◆ **Problem requirements**
Keep only those lines of the records that include the string "this".

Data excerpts
────
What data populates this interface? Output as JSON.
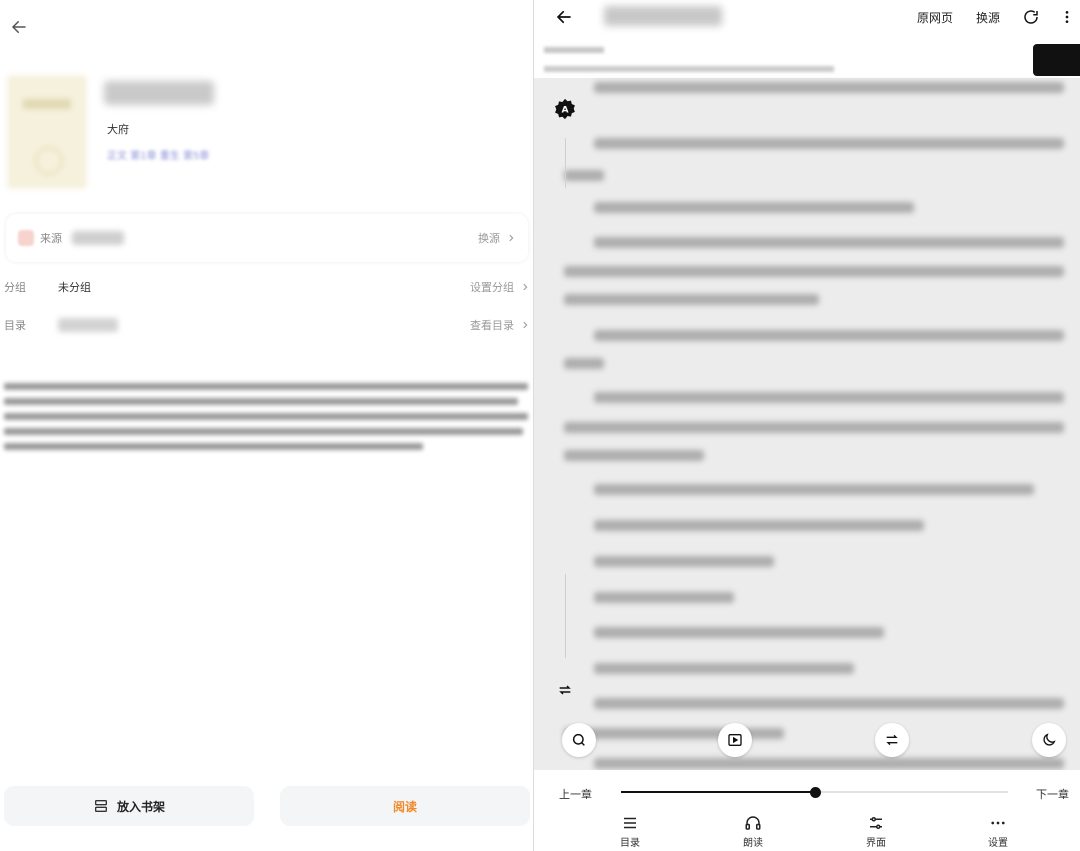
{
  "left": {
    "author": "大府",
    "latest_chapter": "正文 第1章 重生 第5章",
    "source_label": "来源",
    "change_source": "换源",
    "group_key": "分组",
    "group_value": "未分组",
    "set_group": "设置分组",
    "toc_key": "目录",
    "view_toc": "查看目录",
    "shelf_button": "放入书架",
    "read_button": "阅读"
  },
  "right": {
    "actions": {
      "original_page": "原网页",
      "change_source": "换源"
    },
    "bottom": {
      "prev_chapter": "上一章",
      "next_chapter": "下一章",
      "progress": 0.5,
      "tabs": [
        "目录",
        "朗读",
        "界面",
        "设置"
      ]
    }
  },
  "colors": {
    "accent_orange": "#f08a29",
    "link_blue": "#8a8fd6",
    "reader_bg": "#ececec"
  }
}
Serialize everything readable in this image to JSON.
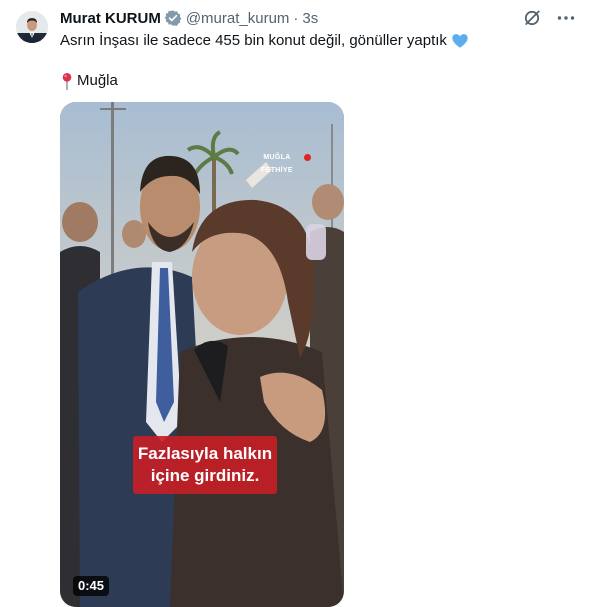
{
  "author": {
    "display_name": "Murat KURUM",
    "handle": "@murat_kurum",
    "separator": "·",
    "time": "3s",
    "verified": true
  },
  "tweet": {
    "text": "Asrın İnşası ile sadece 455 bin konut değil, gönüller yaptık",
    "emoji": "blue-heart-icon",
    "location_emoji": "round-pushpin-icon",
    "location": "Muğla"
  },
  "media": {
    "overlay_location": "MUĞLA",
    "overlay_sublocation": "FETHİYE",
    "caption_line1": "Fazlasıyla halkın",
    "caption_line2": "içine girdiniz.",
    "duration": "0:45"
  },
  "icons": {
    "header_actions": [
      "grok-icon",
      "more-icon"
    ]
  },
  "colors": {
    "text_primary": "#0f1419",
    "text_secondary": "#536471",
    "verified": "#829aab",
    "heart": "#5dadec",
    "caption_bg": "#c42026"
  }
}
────
◆ **Exercise result**
What data populates this interface? Output as JSON.
Serialize everything readable in this image to JSON.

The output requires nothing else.